“Many Jews were killed under the rain of beatings and many others were trampled at the feet of their comrades in their escape,” Josephus continued. “The people in the crowd were horrified at the fate of those who perished and fell silent.”
After former House Rep. Gabrielle Giffords was shot in the head
outside a supermarket in Tucson in 2011, it wasn’t clear if she’d
survive, let alone be able to speak. Giffords’ injuries, which led her
to resign from office, left her with partial paralysis and aphasia,
which makes it difficult for her to speak.
The milestone was the culmination of 20 years of study with Rabbi
Stephanie Aaron, as well as two close friends. Aaron delivered a speech
that Giffords wrote and Giffords performed the song “Amazing Grace” on
the French horn.
“My Torah portion is from Genesis, from the story of Joseph,”

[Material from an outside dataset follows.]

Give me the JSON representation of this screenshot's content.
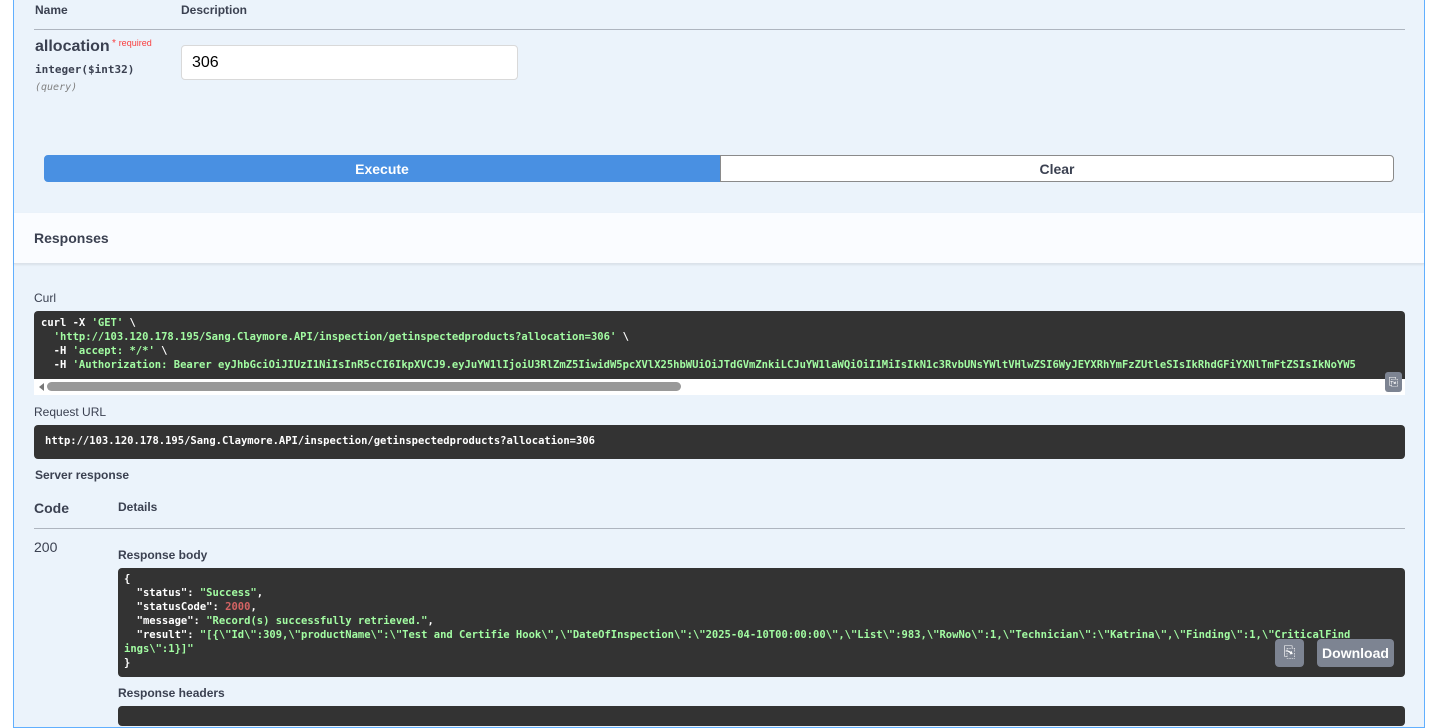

Giffords told the Forward in an email. “If you know Vayeshev you know it
begins ‘And he lived.’ Any story that begins ‘and he lived’ is good
with me. I lived. Everything afterwards is a gift.”
Giffords and Aaron first began studying together when Giffords was a
member of the Arizona legislature in the early 2000s. While the two
discussed Giffords becoming a bat mitzvah multiple times, it wasn’t
until two years ago when Giffords recruited two friends to study with
her that they began preparing for the moment in earnest. The four women
studied the weekly Torah portion together before beginning to study
Gifford’s portion, which Giffords chanted along with Aaron.
“I am a person who is always looking for ways to grow, to keep moving
and find new paths,” Giffords wrote to the Forward. “I am proud and
honored to become a bat mitzvah as an adult. It is never too late to
explore faith, to learn the stories of the past and reflect on their